In my work as a children’s author, researcher, and humanitarian, I am always looking for ways to help people with celiac disease or who are gluten-sensitive by raising awareness and making the gluten-free diet easier to maintain. Therefore, I’m incredibly excited to announce the Gluten Intolerance Group of North America’s 2010 campaign, which you can find out more information about at the following link: http://gluten.net/events.php. This campaign will help to spread awareness about celiac disease and gluten intolerance by partnering up with restaurants that offer gluten-free foods.

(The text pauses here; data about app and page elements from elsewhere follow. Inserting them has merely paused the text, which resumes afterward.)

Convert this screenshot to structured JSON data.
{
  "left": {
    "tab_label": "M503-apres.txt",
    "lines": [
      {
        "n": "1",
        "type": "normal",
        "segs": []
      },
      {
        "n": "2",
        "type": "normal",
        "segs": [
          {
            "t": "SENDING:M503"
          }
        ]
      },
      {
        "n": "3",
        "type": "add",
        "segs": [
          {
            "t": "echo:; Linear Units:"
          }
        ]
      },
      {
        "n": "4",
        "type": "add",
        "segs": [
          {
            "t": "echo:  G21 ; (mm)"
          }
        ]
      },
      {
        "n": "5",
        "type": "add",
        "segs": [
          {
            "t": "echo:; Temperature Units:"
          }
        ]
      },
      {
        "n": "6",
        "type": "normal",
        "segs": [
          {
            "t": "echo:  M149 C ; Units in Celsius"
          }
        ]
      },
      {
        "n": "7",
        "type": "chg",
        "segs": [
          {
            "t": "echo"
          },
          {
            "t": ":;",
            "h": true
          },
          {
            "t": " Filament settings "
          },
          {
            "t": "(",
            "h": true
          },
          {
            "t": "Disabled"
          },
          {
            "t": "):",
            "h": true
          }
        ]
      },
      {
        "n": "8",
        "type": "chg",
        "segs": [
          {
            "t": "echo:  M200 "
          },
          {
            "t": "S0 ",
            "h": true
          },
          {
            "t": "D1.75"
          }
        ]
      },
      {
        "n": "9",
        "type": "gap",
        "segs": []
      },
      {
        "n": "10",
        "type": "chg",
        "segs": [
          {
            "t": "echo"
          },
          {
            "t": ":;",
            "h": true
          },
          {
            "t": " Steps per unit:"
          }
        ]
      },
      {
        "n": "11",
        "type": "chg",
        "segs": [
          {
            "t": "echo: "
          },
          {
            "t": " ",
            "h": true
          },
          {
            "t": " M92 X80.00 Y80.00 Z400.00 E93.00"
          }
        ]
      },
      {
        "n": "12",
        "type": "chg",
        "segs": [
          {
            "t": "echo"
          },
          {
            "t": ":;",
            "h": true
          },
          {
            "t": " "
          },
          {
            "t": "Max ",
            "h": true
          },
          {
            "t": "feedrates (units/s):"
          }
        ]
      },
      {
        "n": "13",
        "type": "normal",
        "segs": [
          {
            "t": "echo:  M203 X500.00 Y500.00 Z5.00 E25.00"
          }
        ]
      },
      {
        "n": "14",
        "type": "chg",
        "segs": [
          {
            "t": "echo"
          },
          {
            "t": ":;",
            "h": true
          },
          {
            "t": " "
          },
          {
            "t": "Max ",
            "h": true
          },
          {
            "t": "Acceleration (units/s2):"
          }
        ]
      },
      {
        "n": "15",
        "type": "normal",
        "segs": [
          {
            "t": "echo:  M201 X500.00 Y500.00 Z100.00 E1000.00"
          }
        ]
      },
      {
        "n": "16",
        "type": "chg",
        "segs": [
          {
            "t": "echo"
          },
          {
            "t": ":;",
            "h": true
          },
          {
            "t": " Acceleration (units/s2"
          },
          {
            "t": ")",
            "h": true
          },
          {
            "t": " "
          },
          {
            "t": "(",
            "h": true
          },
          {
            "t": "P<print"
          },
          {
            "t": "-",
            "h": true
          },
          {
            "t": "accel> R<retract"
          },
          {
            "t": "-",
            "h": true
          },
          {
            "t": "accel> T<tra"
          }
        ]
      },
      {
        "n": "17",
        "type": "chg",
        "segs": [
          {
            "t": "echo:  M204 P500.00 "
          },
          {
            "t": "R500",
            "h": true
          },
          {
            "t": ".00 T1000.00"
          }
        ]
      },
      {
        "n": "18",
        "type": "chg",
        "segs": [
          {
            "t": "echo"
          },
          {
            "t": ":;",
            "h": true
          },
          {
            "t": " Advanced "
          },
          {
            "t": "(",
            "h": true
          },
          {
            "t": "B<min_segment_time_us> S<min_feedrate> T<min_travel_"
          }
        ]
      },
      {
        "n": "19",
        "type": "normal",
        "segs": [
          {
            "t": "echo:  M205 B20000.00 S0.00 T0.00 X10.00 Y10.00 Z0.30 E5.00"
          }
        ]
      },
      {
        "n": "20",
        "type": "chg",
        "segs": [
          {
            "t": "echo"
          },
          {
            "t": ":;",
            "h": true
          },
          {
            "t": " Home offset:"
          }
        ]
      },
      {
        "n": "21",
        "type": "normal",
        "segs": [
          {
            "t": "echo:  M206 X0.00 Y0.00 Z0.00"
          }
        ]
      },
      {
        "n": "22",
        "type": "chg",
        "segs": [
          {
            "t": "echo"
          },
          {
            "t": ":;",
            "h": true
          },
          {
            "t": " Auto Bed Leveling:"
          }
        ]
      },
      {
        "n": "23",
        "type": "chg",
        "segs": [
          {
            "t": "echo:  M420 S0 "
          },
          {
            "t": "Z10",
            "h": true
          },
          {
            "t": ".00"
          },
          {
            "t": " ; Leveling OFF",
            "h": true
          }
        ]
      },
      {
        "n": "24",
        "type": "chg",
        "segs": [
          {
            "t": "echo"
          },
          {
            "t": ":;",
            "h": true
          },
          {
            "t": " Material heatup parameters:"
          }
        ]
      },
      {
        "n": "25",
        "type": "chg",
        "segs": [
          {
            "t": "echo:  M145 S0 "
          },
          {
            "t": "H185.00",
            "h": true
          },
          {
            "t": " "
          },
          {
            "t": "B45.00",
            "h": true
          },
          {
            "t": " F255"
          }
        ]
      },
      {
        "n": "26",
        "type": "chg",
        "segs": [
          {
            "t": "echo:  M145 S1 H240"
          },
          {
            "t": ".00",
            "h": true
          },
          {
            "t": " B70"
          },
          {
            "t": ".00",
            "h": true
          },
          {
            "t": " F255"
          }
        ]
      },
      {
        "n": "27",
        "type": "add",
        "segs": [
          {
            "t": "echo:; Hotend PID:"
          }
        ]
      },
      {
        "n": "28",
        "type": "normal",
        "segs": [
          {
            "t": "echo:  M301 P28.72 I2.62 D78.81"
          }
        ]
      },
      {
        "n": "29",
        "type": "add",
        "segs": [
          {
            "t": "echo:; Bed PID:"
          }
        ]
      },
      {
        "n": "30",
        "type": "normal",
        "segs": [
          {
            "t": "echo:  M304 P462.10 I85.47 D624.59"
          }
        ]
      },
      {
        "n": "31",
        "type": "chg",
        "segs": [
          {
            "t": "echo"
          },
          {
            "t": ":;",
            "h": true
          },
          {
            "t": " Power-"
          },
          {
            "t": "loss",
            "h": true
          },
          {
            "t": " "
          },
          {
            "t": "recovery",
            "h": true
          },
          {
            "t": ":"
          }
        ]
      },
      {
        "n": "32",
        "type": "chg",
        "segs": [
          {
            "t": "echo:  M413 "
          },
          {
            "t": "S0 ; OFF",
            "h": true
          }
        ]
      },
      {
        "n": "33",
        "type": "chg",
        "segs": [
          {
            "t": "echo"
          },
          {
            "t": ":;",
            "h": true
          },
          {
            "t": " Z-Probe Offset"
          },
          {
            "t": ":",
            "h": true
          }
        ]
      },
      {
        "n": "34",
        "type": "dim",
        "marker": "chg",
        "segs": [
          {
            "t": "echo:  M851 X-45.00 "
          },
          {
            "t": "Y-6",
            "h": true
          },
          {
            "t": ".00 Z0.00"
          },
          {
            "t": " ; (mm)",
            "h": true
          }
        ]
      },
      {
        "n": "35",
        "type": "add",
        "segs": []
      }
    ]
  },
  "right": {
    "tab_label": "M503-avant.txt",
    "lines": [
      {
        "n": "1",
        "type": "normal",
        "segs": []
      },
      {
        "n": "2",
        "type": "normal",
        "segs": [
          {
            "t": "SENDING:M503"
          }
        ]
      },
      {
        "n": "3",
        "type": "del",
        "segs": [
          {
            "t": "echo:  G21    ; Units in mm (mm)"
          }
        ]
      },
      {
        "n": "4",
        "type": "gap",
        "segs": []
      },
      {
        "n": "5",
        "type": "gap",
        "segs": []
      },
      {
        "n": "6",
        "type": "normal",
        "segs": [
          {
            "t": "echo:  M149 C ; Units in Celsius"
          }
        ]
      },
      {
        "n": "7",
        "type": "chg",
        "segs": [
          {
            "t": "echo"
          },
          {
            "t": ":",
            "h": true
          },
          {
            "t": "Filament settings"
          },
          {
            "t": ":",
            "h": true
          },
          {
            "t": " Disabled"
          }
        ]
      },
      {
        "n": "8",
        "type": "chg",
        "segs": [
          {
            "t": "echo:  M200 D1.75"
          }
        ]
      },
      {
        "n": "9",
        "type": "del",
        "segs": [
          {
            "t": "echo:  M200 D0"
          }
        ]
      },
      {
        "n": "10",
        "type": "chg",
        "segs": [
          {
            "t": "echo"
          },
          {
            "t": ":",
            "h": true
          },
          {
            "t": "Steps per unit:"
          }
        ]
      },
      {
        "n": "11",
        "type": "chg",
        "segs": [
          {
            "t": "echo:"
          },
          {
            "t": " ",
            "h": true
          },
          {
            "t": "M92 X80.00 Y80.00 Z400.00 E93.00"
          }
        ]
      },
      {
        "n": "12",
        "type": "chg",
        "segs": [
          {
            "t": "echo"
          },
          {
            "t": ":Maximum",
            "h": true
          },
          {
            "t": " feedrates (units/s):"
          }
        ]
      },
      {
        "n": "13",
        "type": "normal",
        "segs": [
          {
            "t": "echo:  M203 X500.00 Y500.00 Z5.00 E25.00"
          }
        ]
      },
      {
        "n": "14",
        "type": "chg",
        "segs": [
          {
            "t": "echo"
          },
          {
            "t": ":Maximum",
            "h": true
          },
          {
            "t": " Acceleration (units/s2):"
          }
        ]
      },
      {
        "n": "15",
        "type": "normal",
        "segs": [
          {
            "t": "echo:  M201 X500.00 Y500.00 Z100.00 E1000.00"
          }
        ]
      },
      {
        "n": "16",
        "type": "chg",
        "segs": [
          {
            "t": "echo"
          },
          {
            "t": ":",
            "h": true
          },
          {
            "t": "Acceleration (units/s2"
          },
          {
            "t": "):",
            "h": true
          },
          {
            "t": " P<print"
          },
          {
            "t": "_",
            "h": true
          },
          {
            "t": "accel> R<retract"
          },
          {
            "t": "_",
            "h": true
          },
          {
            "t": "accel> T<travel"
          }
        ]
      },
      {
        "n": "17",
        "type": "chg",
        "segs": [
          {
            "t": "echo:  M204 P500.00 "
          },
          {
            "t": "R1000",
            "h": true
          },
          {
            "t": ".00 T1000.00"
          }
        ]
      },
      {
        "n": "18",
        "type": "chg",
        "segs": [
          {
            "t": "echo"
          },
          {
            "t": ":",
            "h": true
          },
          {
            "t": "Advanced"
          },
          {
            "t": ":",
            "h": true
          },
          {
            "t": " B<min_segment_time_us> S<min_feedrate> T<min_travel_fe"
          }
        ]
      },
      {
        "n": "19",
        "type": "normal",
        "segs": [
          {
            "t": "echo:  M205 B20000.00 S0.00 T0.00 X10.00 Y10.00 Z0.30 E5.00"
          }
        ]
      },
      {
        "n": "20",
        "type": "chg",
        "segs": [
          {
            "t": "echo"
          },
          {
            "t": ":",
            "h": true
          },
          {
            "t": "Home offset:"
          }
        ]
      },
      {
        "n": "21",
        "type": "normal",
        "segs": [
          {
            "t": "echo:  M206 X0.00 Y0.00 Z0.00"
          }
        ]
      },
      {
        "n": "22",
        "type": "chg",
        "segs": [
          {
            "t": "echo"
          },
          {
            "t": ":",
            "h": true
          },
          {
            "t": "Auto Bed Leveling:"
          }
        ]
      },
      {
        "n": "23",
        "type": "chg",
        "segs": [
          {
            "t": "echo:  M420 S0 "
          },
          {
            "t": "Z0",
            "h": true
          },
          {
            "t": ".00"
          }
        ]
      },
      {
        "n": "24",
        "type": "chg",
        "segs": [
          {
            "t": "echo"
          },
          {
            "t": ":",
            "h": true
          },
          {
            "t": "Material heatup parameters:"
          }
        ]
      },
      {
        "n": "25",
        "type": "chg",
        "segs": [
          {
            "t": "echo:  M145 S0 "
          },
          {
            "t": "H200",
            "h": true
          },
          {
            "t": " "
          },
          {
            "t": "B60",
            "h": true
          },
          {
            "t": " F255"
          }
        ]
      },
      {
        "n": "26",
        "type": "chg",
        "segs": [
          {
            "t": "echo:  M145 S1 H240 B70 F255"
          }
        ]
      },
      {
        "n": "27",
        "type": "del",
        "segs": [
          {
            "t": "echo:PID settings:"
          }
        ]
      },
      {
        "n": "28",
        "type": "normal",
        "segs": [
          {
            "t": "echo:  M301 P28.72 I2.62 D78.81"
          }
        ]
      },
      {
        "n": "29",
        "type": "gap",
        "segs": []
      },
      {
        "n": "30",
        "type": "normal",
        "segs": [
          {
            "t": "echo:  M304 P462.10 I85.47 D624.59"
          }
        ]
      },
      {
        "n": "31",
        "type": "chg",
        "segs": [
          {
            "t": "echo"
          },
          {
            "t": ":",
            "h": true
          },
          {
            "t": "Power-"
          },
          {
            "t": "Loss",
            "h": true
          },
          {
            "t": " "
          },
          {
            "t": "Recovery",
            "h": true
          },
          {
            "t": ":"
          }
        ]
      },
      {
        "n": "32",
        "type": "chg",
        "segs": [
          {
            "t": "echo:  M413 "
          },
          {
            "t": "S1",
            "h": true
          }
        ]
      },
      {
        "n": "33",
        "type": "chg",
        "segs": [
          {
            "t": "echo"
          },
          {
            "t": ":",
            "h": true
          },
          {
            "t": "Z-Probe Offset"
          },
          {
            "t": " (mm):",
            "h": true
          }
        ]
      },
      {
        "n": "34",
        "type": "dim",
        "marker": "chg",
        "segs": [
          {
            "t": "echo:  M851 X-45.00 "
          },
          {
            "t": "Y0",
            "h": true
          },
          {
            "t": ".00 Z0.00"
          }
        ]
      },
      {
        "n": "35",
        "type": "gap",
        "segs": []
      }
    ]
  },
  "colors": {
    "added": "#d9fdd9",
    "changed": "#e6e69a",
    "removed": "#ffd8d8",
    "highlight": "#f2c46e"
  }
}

I remember using a ton of eye drops and never getting any relief. I was finding pieces of Sclera (the white, dense, fibrous outer coating of the eyeball) inside the lids and I was getting scarring. I was working full time and going to school at night; looking at a computer screen all day and books all night made it much worse! The lights at night were a big blur and I couldn’t focus at all. My eyes were literally drying up. I was having ongoing eye infections. To say the least I was going blind and was petrified. I couldn’t wear contacts to save my life. They would pop right out or worse, get caught in the corner of my eye.
Aside from my role as a children’s author, many of you are also aware that I am an avid supporter of Celiac Disease Research and that I am very involved in a major project to gain government support for the only auto-immune disease which the government does not support. Why? Because the drug companies and pharmacies do not make money off of this disease because the simple solution is to abstain from the gluten in their diet.
John A. Sexson Auditorium – main performing arts venue on the campus of the Pasadena City College.
I am thrilled to have the opportunity to work with the distinguished conductor of the Pasadena City College Orchestra.